Dataset rows describing interfaces:
--

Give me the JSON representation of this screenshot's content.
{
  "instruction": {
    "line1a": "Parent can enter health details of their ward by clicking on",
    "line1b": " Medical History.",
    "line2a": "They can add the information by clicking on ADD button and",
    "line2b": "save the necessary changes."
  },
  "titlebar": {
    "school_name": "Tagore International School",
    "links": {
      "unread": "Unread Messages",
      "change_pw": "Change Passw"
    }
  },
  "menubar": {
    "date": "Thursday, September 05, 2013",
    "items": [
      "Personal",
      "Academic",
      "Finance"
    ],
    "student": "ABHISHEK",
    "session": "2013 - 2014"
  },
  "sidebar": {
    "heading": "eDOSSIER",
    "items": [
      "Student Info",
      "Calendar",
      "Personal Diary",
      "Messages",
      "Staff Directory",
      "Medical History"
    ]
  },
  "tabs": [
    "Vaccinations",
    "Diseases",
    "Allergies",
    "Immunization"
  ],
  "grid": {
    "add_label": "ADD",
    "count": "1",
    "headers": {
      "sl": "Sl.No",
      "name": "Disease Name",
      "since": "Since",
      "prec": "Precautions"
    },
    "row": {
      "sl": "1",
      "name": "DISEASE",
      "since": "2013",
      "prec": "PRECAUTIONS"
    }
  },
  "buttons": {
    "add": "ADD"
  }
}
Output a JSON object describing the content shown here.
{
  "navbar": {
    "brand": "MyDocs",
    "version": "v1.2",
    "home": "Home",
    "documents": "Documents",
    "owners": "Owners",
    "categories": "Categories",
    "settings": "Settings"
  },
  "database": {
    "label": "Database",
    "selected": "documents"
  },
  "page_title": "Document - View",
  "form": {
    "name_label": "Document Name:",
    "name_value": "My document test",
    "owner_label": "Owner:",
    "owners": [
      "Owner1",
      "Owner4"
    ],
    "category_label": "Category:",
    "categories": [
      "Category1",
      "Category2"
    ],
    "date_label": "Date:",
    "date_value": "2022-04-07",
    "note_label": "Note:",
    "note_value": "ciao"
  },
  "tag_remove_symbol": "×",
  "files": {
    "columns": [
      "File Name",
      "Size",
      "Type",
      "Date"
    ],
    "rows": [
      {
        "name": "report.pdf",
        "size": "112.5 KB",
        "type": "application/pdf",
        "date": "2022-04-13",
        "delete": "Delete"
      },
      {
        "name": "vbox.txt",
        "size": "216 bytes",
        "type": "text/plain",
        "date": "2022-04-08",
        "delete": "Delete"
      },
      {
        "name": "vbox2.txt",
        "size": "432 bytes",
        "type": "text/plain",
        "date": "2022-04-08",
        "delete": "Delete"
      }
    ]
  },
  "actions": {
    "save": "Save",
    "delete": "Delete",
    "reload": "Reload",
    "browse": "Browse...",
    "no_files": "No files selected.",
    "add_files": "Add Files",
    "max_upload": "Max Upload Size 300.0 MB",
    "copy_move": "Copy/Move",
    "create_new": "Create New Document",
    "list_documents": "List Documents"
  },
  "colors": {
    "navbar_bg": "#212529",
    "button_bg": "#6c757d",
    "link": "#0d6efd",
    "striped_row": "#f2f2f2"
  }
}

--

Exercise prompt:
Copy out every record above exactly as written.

Final answer:
Give me the JSON representation of this screenshot's content.
{
  "instruction": {
    "line1a": "Parent can enter health details of their ward by clicking on",
    "line1b": " Medical History.",
    "line2a": "They can add the information by clicking on ADD button and",
    "line2b": "save the necessary changes."
  },
  "titlebar": {
    "school_name": "Tagore International School",
    "links": {
      "unread": "Unread Messages",
      "change_pw": "Change Passw"
    }
  },
  "menubar": {
    "date": "Thursday, September 05, 2013",
    "items": [
      "Personal",
      "Academic",
      "Finance"
    ],
    "student": "ABHISHEK",
    "session": "2013 - 2014"
  },
  "sidebar": {
    "heading": "eDOSSIER",
    "items": [
      "Student Info",
      "Calendar",
      "Personal Diary",
      "Messages",
      "Staff Directory",
      "Medical History"
    ]
  },
  "tabs": [
    "Vaccinations",
    "Diseases",
    "Allergies",
    "Immunization"
  ],
  "grid": {
    "add_label": "ADD",
    "count": "1",
    "headers": {
      "sl": "Sl.No",
      "name": "Disease Name",
      "since": "Since",
      "prec": "Precautions"
    },
    "row": {
      "sl": "1",
      "name": "DISEASE",
      "since": "2013",
      "prec": "PRECAUTIONS"
    }
  },
  "buttons": {
    "add": "ADD"
  }
}
Output a JSON object describing the content shown here.
{
  "navbar": {
    "brand": "MyDocs",
    "version": "v1.2",
    "home": "Home",
    "documents": "Documents",
    "owners": "Owners",
    "categories": "Categories",
    "settings": "Settings"
  },
  "database": {
    "label": "Database",
    "selected": "documents"
  },
  "page_title": "Document - View",
  "form": {
    "name_label": "Document Name:",
    "name_value": "My document test",
    "owner_label": "Owner:",
    "owners": [
      "Owner1",
      "Owner4"
    ],
    "category_label": "Category:",
    "categories": [
      "Category1",
      "Category2"
    ],
    "date_label": "Date:",
    "date_value": "2022-04-07",
    "note_label": "Note:",
    "note_value": "ciao"
  },
  "tag_remove_symbol": "×",
  "files": {
    "columns": [
      "File Name",
      "Size",
      "Type",
      "Date"
    ],
    "rows": [
      {
        "name": "report.pdf",
        "size": "112.5 KB",
        "type": "application/pdf",
        "date": "2022-04-13",
        "delete": "Delete"
      },
      {
        "name": "vbox.txt",
        "size": "216 bytes",
        "type": "text/plain",
        "date": "2022-04-08",
        "delete": "Delete"
      },
      {
        "name": "vbox2.txt",
        "size": "432 bytes",
        "type": "text/plain",
        "date": "2022-04-08",
        "delete": "Delete"
      }
    ]
  },
  "actions": {
    "save": "Save",
    "delete": "Delete",
    "reload": "Reload",
    "browse": "Browse...",
    "no_files": "No files selected.",
    "add_files": "Add Files",
    "max_upload": "Max Upload Size 300.0 MB",
    "copy_move": "Copy/Move",
    "create_new": "Create New Document",
    "list_documents": "List Documents"
  },
  "colors": {
    "navbar_bg": "#212529",
    "button_bg": "#6c757d",
    "link": "#0d6efd",
    "striped_row": "#f2f2f2"
  }
}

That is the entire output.